"Gold has seen some consolidation and needs to carry more in the $620 to $635 area, but underlying sentiment is still bullish," Moore says. "The deadline for Iran will be crucial on Friday, and if we see talk of sanctions from the U.N. or the U.S., it will boost oil and gold."

Gold and other metals also continued to be supported by dollar weakness on Wednesday. Dollar-denominated commodities benefit from a weak greenback as it takes more of the currency to buy the same amount.
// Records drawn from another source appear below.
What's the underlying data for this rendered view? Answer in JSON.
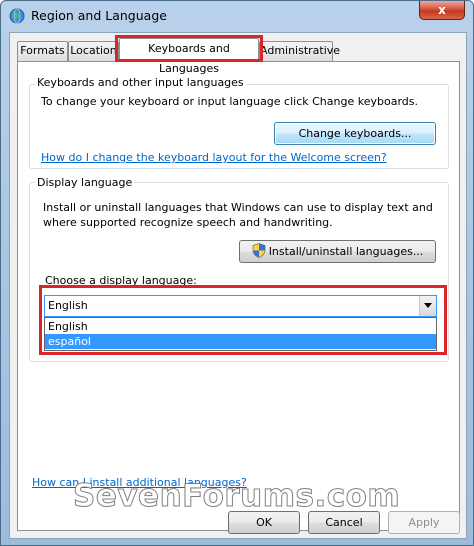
{
  "window": {
    "title": "Region and Language",
    "close_glyph": "x",
    "title_icon": "globe-icon"
  },
  "tabs": [
    {
      "label": "Formats",
      "active": false
    },
    {
      "label": "Location",
      "active": false
    },
    {
      "label": "Keyboards and Languages",
      "active": true
    },
    {
      "label": "Administrative",
      "active": false
    }
  ],
  "keyboards_group": {
    "title": "Keyboards and other input languages",
    "description": "To change your keyboard or input language click Change keyboards.",
    "button_label": "Change keyboards...",
    "help_link": "How do I change the keyboard layout for the Welcome screen?"
  },
  "display_group": {
    "title": "Display language",
    "description_line1": "Install or uninstall languages that Windows can use to display text and",
    "description_line2": "where supported recognize speech and handwriting.",
    "install_button_label": "Install/uninstall languages...",
    "install_button_icon": "uac-shield-icon",
    "choose_label": "Choose a display language:",
    "select": {
      "value": "English",
      "options": [
        "English",
        "español"
      ],
      "highlighted_option": "español"
    }
  },
  "bottom_link": "How can I install additional languages?",
  "footer": {
    "ok_label": "OK",
    "cancel_label": "Cancel",
    "apply_label": "Apply"
  },
  "watermark": "SevenForums.com",
  "colors": {
    "highlight_red": "#d9262b",
    "link_blue": "#0066cc",
    "selection_blue": "#3399ff"
  }
}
On Wednesday, the dollar received a boost vs. the yen after the strong U.S. data, but it fell to a seven-month low vs. the euro.
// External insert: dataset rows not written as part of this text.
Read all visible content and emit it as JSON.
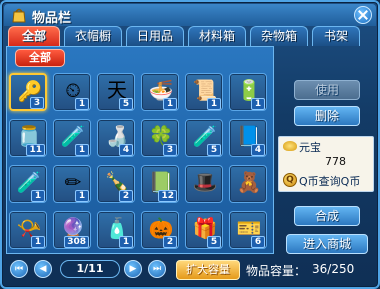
{
  "window": {
    "title": "物品栏"
  },
  "tabs": [
    {
      "label": "全部",
      "active": true
    },
    {
      "label": "衣帽橱",
      "active": false
    },
    {
      "label": "日用品",
      "active": false
    },
    {
      "label": "材料箱",
      "active": false
    },
    {
      "label": "杂物箱",
      "active": false
    },
    {
      "label": "书架",
      "active": false
    }
  ],
  "subtab": {
    "label": "全部"
  },
  "items": [
    {
      "icon": "magnifier-key-icon",
      "glyph": "🔑",
      "count": "3",
      "selected": true
    },
    {
      "icon": "clock-hat-icon",
      "glyph": "⏲",
      "count": "1"
    },
    {
      "icon": "blue-sticker-icon",
      "glyph": "天",
      "count": "5"
    },
    {
      "icon": "noodle-bowl-icon",
      "glyph": "🍜",
      "count": "1"
    },
    {
      "icon": "scroll-icon",
      "glyph": "📜",
      "count": "1"
    },
    {
      "icon": "battery-icon",
      "glyph": "🔋",
      "count": "1"
    },
    {
      "icon": "jar-icon",
      "glyph": "🫙",
      "count": "11"
    },
    {
      "icon": "red-vial-icon",
      "glyph": "🧪",
      "count": "1"
    },
    {
      "icon": "green-potion-icon",
      "glyph": "🍶",
      "count": "4"
    },
    {
      "icon": "clover-icon",
      "glyph": "🍀",
      "count": "3"
    },
    {
      "icon": "orange-vial-icon",
      "glyph": "🧪",
      "count": "5"
    },
    {
      "icon": "purple-book-icon",
      "glyph": "📘",
      "count": "4"
    },
    {
      "icon": "blue-vial-icon",
      "glyph": "🧪",
      "count": "1"
    },
    {
      "icon": "pencil-icon",
      "glyph": "✏",
      "count": "1"
    },
    {
      "icon": "green-bottle-icon",
      "glyph": "🍾",
      "count": "2"
    },
    {
      "icon": "green-book-icon",
      "glyph": "📗",
      "count": "12"
    },
    {
      "icon": "red-hat-icon",
      "glyph": "🎩",
      "count": ""
    },
    {
      "icon": "purple-figure-icon",
      "glyph": "🧸",
      "count": ""
    },
    {
      "icon": "horn-icon",
      "glyph": "📯",
      "count": "1"
    },
    {
      "icon": "crystal-ball-icon",
      "glyph": "🔮",
      "count": "308"
    },
    {
      "icon": "small-bottle-icon",
      "glyph": "🧴",
      "count": "1"
    },
    {
      "icon": "pumpkin-icon",
      "glyph": "🎃",
      "count": "2"
    },
    {
      "icon": "green-package-icon",
      "glyph": "🎁",
      "count": "5"
    },
    {
      "icon": "tickets-icon",
      "glyph": "🎫",
      "count": "6"
    }
  ],
  "side": {
    "use_label": "使用",
    "delete_label": "删除",
    "currency_label": "元宝",
    "currency_value": "778",
    "qcoin_link": "Q币查询Q币",
    "qcoin_glyph": "Q",
    "craft_label": "合成",
    "shop_label": "进入商城"
  },
  "pager": {
    "text": "1/11"
  },
  "bottom": {
    "expand_label": "扩大容量",
    "capacity_label": "物品容量：",
    "capacity_value": "36/250"
  }
}
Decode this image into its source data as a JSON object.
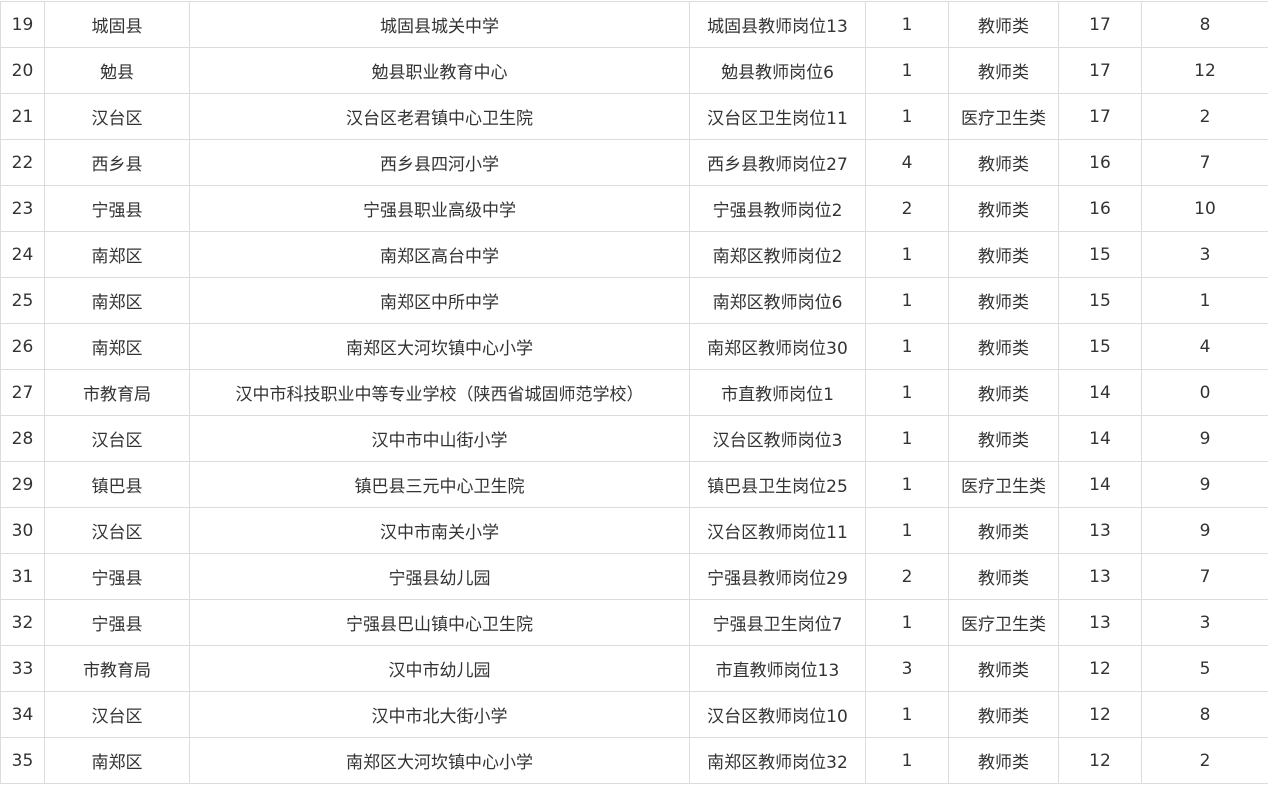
{
  "table": {
    "rows": [
      [
        "19",
        "城固县",
        "城固县城关中学",
        "城固县教师岗位13",
        "1",
        "教师类",
        "17",
        "8"
      ],
      [
        "20",
        "勉县",
        "勉县职业教育中心",
        "勉县教师岗位6",
        "1",
        "教师类",
        "17",
        "12"
      ],
      [
        "21",
        "汉台区",
        "汉台区老君镇中心卫生院",
        "汉台区卫生岗位11",
        "1",
        "医疗卫生类",
        "17",
        "2"
      ],
      [
        "22",
        "西乡县",
        "西乡县四河小学",
        "西乡县教师岗位27",
        "4",
        "教师类",
        "16",
        "7"
      ],
      [
        "23",
        "宁强县",
        "宁强县职业高级中学",
        "宁强县教师岗位2",
        "2",
        "教师类",
        "16",
        "10"
      ],
      [
        "24",
        "南郑区",
        "南郑区高台中学",
        "南郑区教师岗位2",
        "1",
        "教师类",
        "15",
        "3"
      ],
      [
        "25",
        "南郑区",
        "南郑区中所中学",
        "南郑区教师岗位6",
        "1",
        "教师类",
        "15",
        "1"
      ],
      [
        "26",
        "南郑区",
        "南郑区大河坎镇中心小学",
        "南郑区教师岗位30",
        "1",
        "教师类",
        "15",
        "4"
      ],
      [
        "27",
        "市教育局",
        "汉中市科技职业中等专业学校（陕西省城固师范学校）",
        "市直教师岗位1",
        "1",
        "教师类",
        "14",
        "0"
      ],
      [
        "28",
        "汉台区",
        "汉中市中山街小学",
        "汉台区教师岗位3",
        "1",
        "教师类",
        "14",
        "9"
      ],
      [
        "29",
        "镇巴县",
        "镇巴县三元中心卫生院",
        "镇巴县卫生岗位25",
        "1",
        "医疗卫生类",
        "14",
        "9"
      ],
      [
        "30",
        "汉台区",
        "汉中市南关小学",
        "汉台区教师岗位11",
        "1",
        "教师类",
        "13",
        "9"
      ],
      [
        "31",
        "宁强县",
        "宁强县幼儿园",
        "宁强县教师岗位29",
        "2",
        "教师类",
        "13",
        "7"
      ],
      [
        "32",
        "宁强县",
        "宁强县巴山镇中心卫生院",
        "宁强县卫生岗位7",
        "1",
        "医疗卫生类",
        "13",
        "3"
      ],
      [
        "33",
        "市教育局",
        "汉中市幼儿园",
        "市直教师岗位13",
        "3",
        "教师类",
        "12",
        "5"
      ],
      [
        "34",
        "汉台区",
        "汉中市北大街小学",
        "汉台区教师岗位10",
        "1",
        "教师类",
        "12",
        "8"
      ],
      [
        "35",
        "南郑区",
        "南郑区大河坎镇中心小学",
        "南郑区教师岗位32",
        "1",
        "教师类",
        "12",
        "2"
      ]
    ]
  }
}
The dollar has been on a downward trend as markets expect the

Federal Reserve

to soon stop its 22-month-long campaign to raise interest rates, which had helped support the greenback through last year. Strong data this week pushed back expectations of an end to U.S. rate hikes, but strong economic data out of Europe are also fueling expectations of more hikes by the European Central Bank.

For many gold bugs, a weak dollar is the cornerstone of an ongoing bullish case for gold. Yet many expect the precious metal's rally to at least slow down after it added over $100 in just a few months.

Nevertheless (or maybe in a contrarian sign), more and more bullish calls about the "fundamental" case for gold are made by analysts on Wall Street. Standard & Poor's metals analyst Leo Larkin boosted his 2006 forecast for the price of gold to $710 from $600 previously.

"In our opinion, the supply and demand dynamics have set the stage for a multi-year bull market for gold," Larkin wrote. "Even as companies begin new projects, decreased exploration in the 1990s has caught up with the industry

and it generally takes a few years for a new mine to become operational."

Silver, meanwhile, has been leading the charge among precious metals so far this week, as rumors swirl around the market about the imminent launch of a silver exchange-traded fund (ETF). The fund, much like the

streetTRACKS Gold


, should make investing in the commodity easier for retail investors.

The ETF, owned by British bank


, is still awaiting regulatory approval by the

Securities and Exchange Commission


"There are rumors that the SEC might give the nod to the ETF in the next couple of days," says Moore. Barclays, he says, has recently deposited 1.5 million ounces of silver with a custodian, fueling the speculation.

The short-term risk, however, is that the launch of the ETF might trigger a correction in silver, which has rallied sharply since the beginning of the year. "If you look at the previous ETFs, such as gold's, their launches were followed by a period of profit-taking afterwards in a typical 'buy the rumor and sell the news' kind of way," Moore says.

Meanwhile, the stocks of mining companies were following metals higher on Wednesday. Both the Philadelphia Gold and Silver index and the Amex Gold Bugs index were recently gaining 0.9%, while the CBOE Gold index was up 0.8%.

Among the biggest gainers,

Glamis Gold


was rising 5.2%,

Golden Star Resources


was up 2.4%, and

Newmont Mining


, which declared a regularly quarterly dividend of 10 cents a share on Wednesday, was up 2.3%.